A rather sweet rear-view exercise from Brooks, as usual flapping about in all referential directions but settling somewhere between Jacques Tati and Benny Hill in terms of style. It outstays it’s welcome with the relentless shtick - Brooks is nothing but exposition - but has visual invention and innocuous warmth along the way.
It's honestly a bit weird that Mel Brooks doesn't know why silent comedies are so memorable. The best of them, Keaton, Chaplin, etc, worked with minimal intertitles and intricate, effective gags. Brooks' homage relies on tired wordplay and dumb jokes, several of which are outdated (the two women shouting a gay slur is cringeworthy), most aren't funny. Bonus star for Bancroft's scene which is a diamond among manure.

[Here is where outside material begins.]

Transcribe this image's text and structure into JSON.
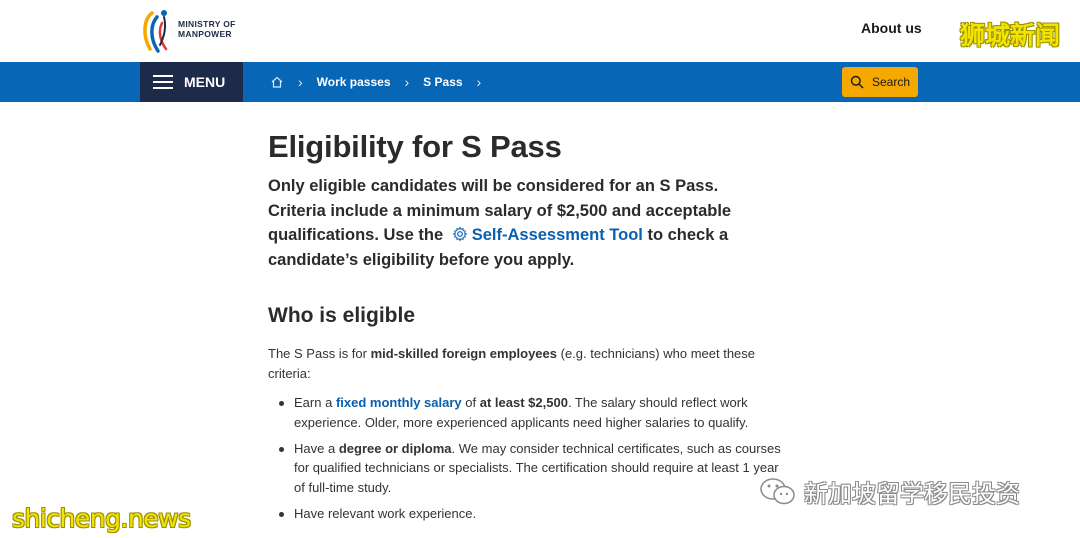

Distinctly authentic film from an author who may have based his movies upon a work already done, but kept reinterpreting himself and his comedy in a fresh way with every new try. "Silent movie" is yet another overall entertaining example, no matter how much parodying slapstick proved to be an unthankful task.